§ Problem details
Only the lines containing the string "watermark" are needed; copy all of them from the listing.

== Input material

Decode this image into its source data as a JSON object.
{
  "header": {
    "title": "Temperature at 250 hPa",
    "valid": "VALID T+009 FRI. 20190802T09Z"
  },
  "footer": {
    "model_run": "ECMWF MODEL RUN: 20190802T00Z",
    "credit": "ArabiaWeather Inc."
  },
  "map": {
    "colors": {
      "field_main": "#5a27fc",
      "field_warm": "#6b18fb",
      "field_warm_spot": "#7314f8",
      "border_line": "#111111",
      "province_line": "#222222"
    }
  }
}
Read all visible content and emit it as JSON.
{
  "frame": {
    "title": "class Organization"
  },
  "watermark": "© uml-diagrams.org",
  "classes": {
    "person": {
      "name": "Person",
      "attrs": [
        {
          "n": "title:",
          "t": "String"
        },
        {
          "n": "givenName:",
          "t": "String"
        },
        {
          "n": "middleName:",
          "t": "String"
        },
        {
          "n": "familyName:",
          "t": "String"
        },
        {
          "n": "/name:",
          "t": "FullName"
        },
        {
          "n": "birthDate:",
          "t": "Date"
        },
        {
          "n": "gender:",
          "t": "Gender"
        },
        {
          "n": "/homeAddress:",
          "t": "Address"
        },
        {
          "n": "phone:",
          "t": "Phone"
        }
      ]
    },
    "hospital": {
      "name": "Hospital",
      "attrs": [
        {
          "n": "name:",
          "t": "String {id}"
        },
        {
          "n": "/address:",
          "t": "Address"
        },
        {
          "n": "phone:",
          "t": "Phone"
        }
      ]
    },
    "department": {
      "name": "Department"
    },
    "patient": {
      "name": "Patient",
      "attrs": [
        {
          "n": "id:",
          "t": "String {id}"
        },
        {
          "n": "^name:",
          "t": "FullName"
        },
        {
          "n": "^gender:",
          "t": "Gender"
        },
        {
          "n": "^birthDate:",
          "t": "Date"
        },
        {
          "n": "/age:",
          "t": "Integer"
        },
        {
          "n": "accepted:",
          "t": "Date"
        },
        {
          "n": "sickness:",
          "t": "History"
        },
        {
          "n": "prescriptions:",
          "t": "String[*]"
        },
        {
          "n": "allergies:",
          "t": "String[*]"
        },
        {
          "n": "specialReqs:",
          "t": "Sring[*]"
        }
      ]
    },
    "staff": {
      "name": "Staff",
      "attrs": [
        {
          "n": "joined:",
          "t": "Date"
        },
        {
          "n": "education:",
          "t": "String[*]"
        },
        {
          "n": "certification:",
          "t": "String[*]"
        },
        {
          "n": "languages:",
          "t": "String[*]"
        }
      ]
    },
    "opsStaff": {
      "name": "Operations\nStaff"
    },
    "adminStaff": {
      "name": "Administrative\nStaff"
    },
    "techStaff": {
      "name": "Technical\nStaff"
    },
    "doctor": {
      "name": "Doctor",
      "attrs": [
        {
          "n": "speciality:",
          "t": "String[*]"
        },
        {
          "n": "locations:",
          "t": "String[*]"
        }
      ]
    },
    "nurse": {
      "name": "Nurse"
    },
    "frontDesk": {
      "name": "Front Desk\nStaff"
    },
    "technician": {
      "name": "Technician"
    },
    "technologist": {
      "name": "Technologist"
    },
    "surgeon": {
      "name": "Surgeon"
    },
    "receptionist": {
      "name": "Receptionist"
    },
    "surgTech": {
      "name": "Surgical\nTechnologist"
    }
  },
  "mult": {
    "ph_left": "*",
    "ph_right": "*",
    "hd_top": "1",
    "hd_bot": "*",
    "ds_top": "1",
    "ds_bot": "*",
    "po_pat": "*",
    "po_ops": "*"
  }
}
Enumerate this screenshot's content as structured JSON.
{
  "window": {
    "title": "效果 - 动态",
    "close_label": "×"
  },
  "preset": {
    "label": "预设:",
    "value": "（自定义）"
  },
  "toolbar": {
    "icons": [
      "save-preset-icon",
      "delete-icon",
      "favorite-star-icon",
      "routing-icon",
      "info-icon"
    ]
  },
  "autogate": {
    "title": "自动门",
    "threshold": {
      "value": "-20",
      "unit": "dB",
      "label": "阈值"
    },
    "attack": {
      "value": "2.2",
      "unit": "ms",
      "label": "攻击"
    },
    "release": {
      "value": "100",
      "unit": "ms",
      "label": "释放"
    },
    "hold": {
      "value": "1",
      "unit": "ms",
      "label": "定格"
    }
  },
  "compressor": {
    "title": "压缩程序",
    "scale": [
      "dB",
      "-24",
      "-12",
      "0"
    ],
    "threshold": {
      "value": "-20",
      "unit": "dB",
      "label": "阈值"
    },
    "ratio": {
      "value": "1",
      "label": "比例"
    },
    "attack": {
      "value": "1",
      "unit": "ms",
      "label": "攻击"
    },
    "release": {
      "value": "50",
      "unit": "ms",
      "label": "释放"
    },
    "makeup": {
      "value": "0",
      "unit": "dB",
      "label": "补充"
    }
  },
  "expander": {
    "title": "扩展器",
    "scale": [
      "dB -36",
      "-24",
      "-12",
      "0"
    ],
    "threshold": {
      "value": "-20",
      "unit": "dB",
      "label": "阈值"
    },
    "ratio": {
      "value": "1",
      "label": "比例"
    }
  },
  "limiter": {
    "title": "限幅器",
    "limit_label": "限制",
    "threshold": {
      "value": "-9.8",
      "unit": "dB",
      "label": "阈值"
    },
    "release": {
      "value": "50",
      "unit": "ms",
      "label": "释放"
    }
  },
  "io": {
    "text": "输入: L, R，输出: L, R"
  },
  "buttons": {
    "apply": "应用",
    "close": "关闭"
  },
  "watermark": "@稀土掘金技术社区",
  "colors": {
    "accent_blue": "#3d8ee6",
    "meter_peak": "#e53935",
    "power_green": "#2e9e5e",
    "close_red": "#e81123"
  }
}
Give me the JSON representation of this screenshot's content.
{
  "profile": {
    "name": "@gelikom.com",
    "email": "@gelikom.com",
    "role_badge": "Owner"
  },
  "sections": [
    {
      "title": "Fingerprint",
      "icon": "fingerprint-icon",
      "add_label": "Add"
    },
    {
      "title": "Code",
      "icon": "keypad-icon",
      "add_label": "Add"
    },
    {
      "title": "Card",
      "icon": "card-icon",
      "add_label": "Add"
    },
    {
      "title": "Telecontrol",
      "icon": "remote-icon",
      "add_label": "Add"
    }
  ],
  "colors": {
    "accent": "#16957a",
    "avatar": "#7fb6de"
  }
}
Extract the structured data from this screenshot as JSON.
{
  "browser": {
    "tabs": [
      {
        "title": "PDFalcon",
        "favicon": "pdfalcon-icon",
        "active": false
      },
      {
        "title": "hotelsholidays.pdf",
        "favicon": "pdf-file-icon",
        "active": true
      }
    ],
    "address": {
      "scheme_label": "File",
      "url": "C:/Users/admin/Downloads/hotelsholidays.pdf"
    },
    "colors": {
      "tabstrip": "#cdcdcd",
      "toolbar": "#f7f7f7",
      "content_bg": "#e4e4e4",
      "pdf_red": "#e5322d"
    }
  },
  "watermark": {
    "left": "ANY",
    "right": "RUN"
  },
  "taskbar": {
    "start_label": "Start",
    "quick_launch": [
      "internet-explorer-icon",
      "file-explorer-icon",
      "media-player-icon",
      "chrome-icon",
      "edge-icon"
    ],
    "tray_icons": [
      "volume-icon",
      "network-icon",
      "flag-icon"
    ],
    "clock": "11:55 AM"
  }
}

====

§ Expected output
  "watermark": "© uml-diagrams.org",
  "watermark": "@稀土掘金技术社区",
  "watermark": {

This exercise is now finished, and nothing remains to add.